_What the exercise asks_
Copy each line below in which the string "insert" appears.
▶
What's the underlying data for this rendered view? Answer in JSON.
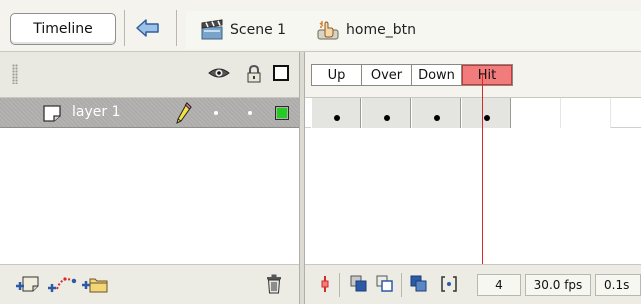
{
  "toolbar": {
    "timeline_label": "Timeline",
    "breadcrumbs": [
      {
        "label": "Scene 1",
        "icon": "scene-clapper-icon"
      },
      {
        "label": "home_btn",
        "icon": "button-symbol-icon"
      }
    ]
  },
  "layers": {
    "header_icons": [
      "eye-icon",
      "lock-icon",
      "outline-icon"
    ],
    "rows": [
      {
        "name": "layer 1",
        "outline_color": "#22cc22"
      }
    ],
    "footer_icons": [
      "insert-layer-icon",
      "add-motion-guide-icon",
      "insert-layer-folder-icon",
      "delete-layer-icon"
    ]
  },
  "frames": {
    "labels": [
      "Up",
      "Over",
      "Down",
      "Hit"
    ],
    "current_label": "Hit",
    "keyframes": [
      true,
      true,
      true,
      true
    ]
  },
  "status": {
    "current_frame": "4",
    "frame_rate": "30.0 fps",
    "elapsed_time": "0.1s"
  },
  "colors": {
    "playhead": "#d42a2a",
    "current_frame_label": "#f27b7b",
    "layer_selected_bg": "#adacaa"
  }
}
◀
_Final answer_
      "insert-layer-icon",
      "insert-layer-folder-icon",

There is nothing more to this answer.